Exercise
Each entry should be returned exactly as written, with no pictures carried over.

Records shown
----------------
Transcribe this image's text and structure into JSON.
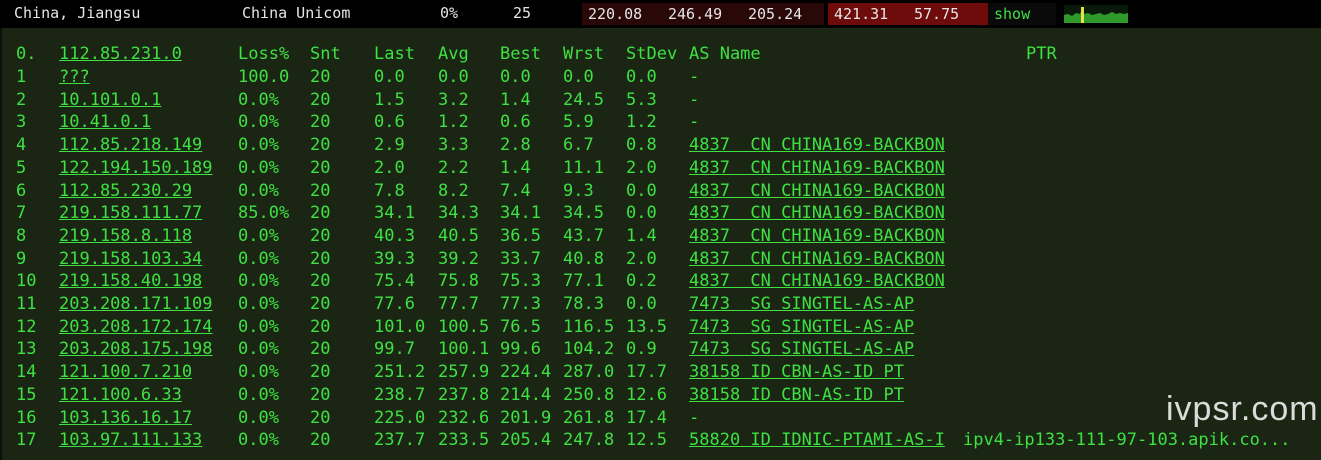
{
  "topbar": {
    "location": "China, Jiangsu",
    "isp": "China Unicom",
    "loss": "0%",
    "count": "25",
    "v1": "220.08",
    "v2": "246.49",
    "v3": "205.24",
    "v4": "421.31",
    "v5": "57.75",
    "show_label": "show"
  },
  "header": {
    "hop0": "0.",
    "target": "112.85.231.0",
    "loss": "Loss%",
    "snt": "Snt",
    "last": "Last",
    "avg": "Avg",
    "best": "Best",
    "wrst": "Wrst",
    "stdev": "StDev",
    "asname": "AS Name",
    "ptr": "PTR"
  },
  "hops": [
    {
      "n": "1",
      "ip": "???",
      "loss": "100.0",
      "snt": "20",
      "last": "0.0",
      "avg": "0.0",
      "best": "0.0",
      "wrst": "0.0",
      "stdev": "0.0",
      "as": "-",
      "ptr": ""
    },
    {
      "n": "2",
      "ip": "10.101.0.1",
      "loss": "0.0%",
      "snt": "20",
      "last": "1.5",
      "avg": "3.2",
      "best": "1.4",
      "wrst": "24.5",
      "stdev": "5.3",
      "as": "-",
      "ptr": ""
    },
    {
      "n": "3",
      "ip": "10.41.0.1",
      "loss": "0.0%",
      "snt": "20",
      "last": "0.6",
      "avg": "1.2",
      "best": "0.6",
      "wrst": "5.9",
      "stdev": "1.2",
      "as": "-",
      "ptr": ""
    },
    {
      "n": "4",
      "ip": "112.85.218.149",
      "loss": "0.0%",
      "snt": "20",
      "last": "2.9",
      "avg": "3.3",
      "best": "2.8",
      "wrst": "6.7",
      "stdev": "0.8",
      "as": "4837  CN CHINA169-BACKBON",
      "ptr": ""
    },
    {
      "n": "5",
      "ip": "122.194.150.189",
      "loss": "0.0%",
      "snt": "20",
      "last": "2.0",
      "avg": "2.2",
      "best": "1.4",
      "wrst": "11.1",
      "stdev": "2.0",
      "as": "4837  CN CHINA169-BACKBON",
      "ptr": ""
    },
    {
      "n": "6",
      "ip": "112.85.230.29",
      "loss": "0.0%",
      "snt": "20",
      "last": "7.8",
      "avg": "8.2",
      "best": "7.4",
      "wrst": "9.3",
      "stdev": "0.0",
      "as": "4837  CN CHINA169-BACKBON",
      "ptr": ""
    },
    {
      "n": "7",
      "ip": "219.158.111.77",
      "loss": "85.0%",
      "snt": "20",
      "last": "34.1",
      "avg": "34.3",
      "best": "34.1",
      "wrst": "34.5",
      "stdev": "0.0",
      "as": "4837  CN CHINA169-BACKBON",
      "ptr": ""
    },
    {
      "n": "8",
      "ip": "219.158.8.118",
      "loss": "0.0%",
      "snt": "20",
      "last": "40.3",
      "avg": "40.5",
      "best": "36.5",
      "wrst": "43.7",
      "stdev": "1.4",
      "as": "4837  CN CHINA169-BACKBON",
      "ptr": ""
    },
    {
      "n": "9",
      "ip": "219.158.103.34",
      "loss": "0.0%",
      "snt": "20",
      "last": "39.3",
      "avg": "39.2",
      "best": "33.7",
      "wrst": "40.8",
      "stdev": "2.0",
      "as": "4837  CN CHINA169-BACKBON",
      "ptr": ""
    },
    {
      "n": "10",
      "ip": "219.158.40.198",
      "loss": "0.0%",
      "snt": "20",
      "last": "75.4",
      "avg": "75.8",
      "best": "75.3",
      "wrst": "77.1",
      "stdev": "0.2",
      "as": "4837  CN CHINA169-BACKBON",
      "ptr": ""
    },
    {
      "n": "11",
      "ip": "203.208.171.109",
      "loss": "0.0%",
      "snt": "20",
      "last": "77.6",
      "avg": "77.7",
      "best": "77.3",
      "wrst": "78.3",
      "stdev": "0.0",
      "as": "7473  SG SINGTEL-AS-AP",
      "ptr": ""
    },
    {
      "n": "12",
      "ip": "203.208.172.174",
      "loss": "0.0%",
      "snt": "20",
      "last": "101.0",
      "avg": "100.5",
      "best": "76.5",
      "wrst": "116.5",
      "stdev": "13.5",
      "as": "7473  SG SINGTEL-AS-AP",
      "ptr": ""
    },
    {
      "n": "13",
      "ip": "203.208.175.198",
      "loss": "0.0%",
      "snt": "20",
      "last": "99.7",
      "avg": "100.1",
      "best": "99.6",
      "wrst": "104.2",
      "stdev": "0.9",
      "as": "7473  SG SINGTEL-AS-AP",
      "ptr": ""
    },
    {
      "n": "14",
      "ip": "121.100.7.210",
      "loss": "0.0%",
      "snt": "20",
      "last": "251.2",
      "avg": "257.9",
      "best": "224.4",
      "wrst": "287.0",
      "stdev": "17.7",
      "as": "38158 ID CBN-AS-ID PT",
      "ptr": ""
    },
    {
      "n": "15",
      "ip": "121.100.6.33",
      "loss": "0.0%",
      "snt": "20",
      "last": "238.7",
      "avg": "237.8",
      "best": "214.4",
      "wrst": "250.8",
      "stdev": "12.6",
      "as": "38158 ID CBN-AS-ID PT",
      "ptr": ""
    },
    {
      "n": "16",
      "ip": "103.136.16.17",
      "loss": "0.0%",
      "snt": "20",
      "last": "225.0",
      "avg": "232.6",
      "best": "201.9",
      "wrst": "261.8",
      "stdev": "17.4",
      "as": "-",
      "ptr": ""
    },
    {
      "n": "17",
      "ip": "103.97.111.133",
      "loss": "0.0%",
      "snt": "20",
      "last": "237.7",
      "avg": "233.5",
      "best": "205.4",
      "wrst": "247.8",
      "stdev": "12.5",
      "as": "58820 ID IDNIC-PTAMI-AS-I",
      "ptr": "ipv4-ip133-111-97-103.apik.co..."
    }
  ],
  "watermark": "ivpsr.com",
  "colors": {
    "text_green": "#3ee042",
    "panel_bg": "#1a2613",
    "box_dark_red": "#3a0a0a",
    "box_red": "#6b0e0e"
  }
}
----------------
Answer area
Transcribe this image's text and structure into JSON.
{
  "topbar": {
    "location": "China, Jiangsu",
    "isp": "China Unicom",
    "loss": "0%",
    "count": "25",
    "v1": "220.08",
    "v2": "246.49",
    "v3": "205.24",
    "v4": "421.31",
    "v5": "57.75",
    "show_label": "show"
  },
  "header": {
    "hop0": "0.",
    "target": "112.85.231.0",
    "loss": "Loss%",
    "snt": "Snt",
    "last": "Last",
    "avg": "Avg",
    "best": "Best",
    "wrst": "Wrst",
    "stdev": "StDev",
    "asname": "AS Name",
    "ptr": "PTR"
  },
  "hops": [
    {
      "n": "1",
      "ip": "???",
      "loss": "100.0",
      "snt": "20",
      "last": "0.0",
      "avg": "0.0",
      "best": "0.0",
      "wrst": "0.0",
      "stdev": "0.0",
      "as": "-",
      "ptr": ""
    },
    {
      "n": "2",
      "ip": "10.101.0.1",
      "loss": "0.0%",
      "snt": "20",
      "last": "1.5",
      "avg": "3.2",
      "best": "1.4",
      "wrst": "24.5",
      "stdev": "5.3",
      "as": "-",
      "ptr": ""
    },
    {
      "n": "3",
      "ip": "10.41.0.1",
      "loss": "0.0%",
      "snt": "20",
      "last": "0.6",
      "avg": "1.2",
      "best": "0.6",
      "wrst": "5.9",
      "stdev": "1.2",
      "as": "-",
      "ptr": ""
    },
    {
      "n": "4",
      "ip": "112.85.218.149",
      "loss": "0.0%",
      "snt": "20",
      "last": "2.9",
      "avg": "3.3",
      "best": "2.8",
      "wrst": "6.7",
      "stdev": "0.8",
      "as": "4837  CN CHINA169-BACKBON",
      "ptr": ""
    },
    {
      "n": "5",
      "ip": "122.194.150.189",
      "loss": "0.0%",
      "snt": "20",
      "last": "2.0",
      "avg": "2.2",
      "best": "1.4",
      "wrst": "11.1",
      "stdev": "2.0",
      "as": "4837  CN CHINA169-BACKBON",
      "ptr": ""
    },
    {
      "n": "6",
      "ip": "112.85.230.29",
      "loss": "0.0%",
      "snt": "20",
      "last": "7.8",
      "avg": "8.2",
      "best": "7.4",
      "wrst": "9.3",
      "stdev": "0.0",
      "as": "4837  CN CHINA169-BACKBON",
      "ptr": ""
    },
    {
      "n": "7",
      "ip": "219.158.111.77",
      "loss": "85.0%",
      "snt": "20",
      "last": "34.1",
      "avg": "34.3",
      "best": "34.1",
      "wrst": "34.5",
      "stdev": "0.0",
      "as": "4837  CN CHINA169-BACKBON",
      "ptr": ""
    },
    {
      "n": "8",
      "ip": "219.158.8.118",
      "loss": "0.0%",
      "snt": "20",
      "last": "40.3",
      "avg": "40.5",
      "best": "36.5",
      "wrst": "43.7",
      "stdev": "1.4",
      "as": "4837  CN CHINA169-BACKBON",
      "ptr": ""
    },
    {
      "n": "9",
      "ip": "219.158.103.34",
      "loss": "0.0%",
      "snt": "20",
      "last": "39.3",
      "avg": "39.2",
      "best": "33.7",
      "wrst": "40.8",
      "stdev": "2.0",
      "as": "4837  CN CHINA169-BACKBON",
      "ptr": ""
    },
    {
      "n": "10",
      "ip": "219.158.40.198",
      "loss": "0.0%",
      "snt": "20",
      "last": "75.4",
      "avg": "75.8",
      "best": "75.3",
      "wrst": "77.1",
      "stdev": "0.2",
      "as": "4837  CN CHINA169-BACKBON",
      "ptr": ""
    },
    {
      "n": "11",
      "ip": "203.208.171.109",
      "loss": "0.0%",
      "snt": "20",
      "last": "77.6",
      "avg": "77.7",
      "best": "77.3",
      "wrst": "78.3",
      "stdev": "0.0",
      "as": "7473  SG SINGTEL-AS-AP",
      "ptr": ""
    },
    {
      "n": "12",
      "ip": "203.208.172.174",
      "loss": "0.0%",
      "snt": "20",
      "last": "101.0",
      "avg": "100.5",
      "best": "76.5",
      "wrst": "116.5",
      "stdev": "13.5",
      "as": "7473  SG SINGTEL-AS-AP",
      "ptr": ""
    },
    {
      "n": "13",
      "ip": "203.208.175.198",
      "loss": "0.0%",
      "snt": "20",
      "last": "99.7",
      "avg": "100.1",
      "best": "99.6",
      "wrst": "104.2",
      "stdev": "0.9",
      "as": "7473  SG SINGTEL-AS-AP",
      "ptr": ""
    },
    {
      "n": "14",
      "ip": "121.100.7.210",
      "loss": "0.0%",
      "snt": "20",
      "last": "251.2",
      "avg": "257.9",
      "best": "224.4",
      "wrst": "287.0",
      "stdev": "17.7",
      "as": "38158 ID CBN-AS-ID PT",
      "ptr": ""
    },
    {
      "n": "15",
      "ip": "121.100.6.33",
      "loss": "0.0%",
      "snt": "20",
      "last": "238.7",
      "avg": "237.8",
      "best": "214.4",
      "wrst": "250.8",
      "stdev": "12.6",
      "as": "38158 ID CBN-AS-ID PT",
      "ptr": ""
    },
    {
      "n": "16",
      "ip": "103.136.16.17",
      "loss": "0.0%",
      "snt": "20",
      "last": "225.0",
      "avg": "232.6",
      "best": "201.9",
      "wrst": "261.8",
      "stdev": "17.4",
      "as": "-",
      "ptr": ""
    },
    {
      "n": "17",
      "ip": "103.97.111.133",
      "loss": "0.0%",
      "snt": "20",
      "last": "237.7",
      "avg": "233.5",
      "best": "205.4",
      "wrst": "247.8",
      "stdev": "12.5",
      "as": "58820 ID IDNIC-PTAMI-AS-I",
      "ptr": "ipv4-ip133-111-97-103.apik.co..."
    }
  ],
  "watermark": "ivpsr.com",
  "colors": {
    "text_green": "#3ee042",
    "panel_bg": "#1a2613",
    "box_dark_red": "#3a0a0a",
    "box_red": "#6b0e0e"
  }
}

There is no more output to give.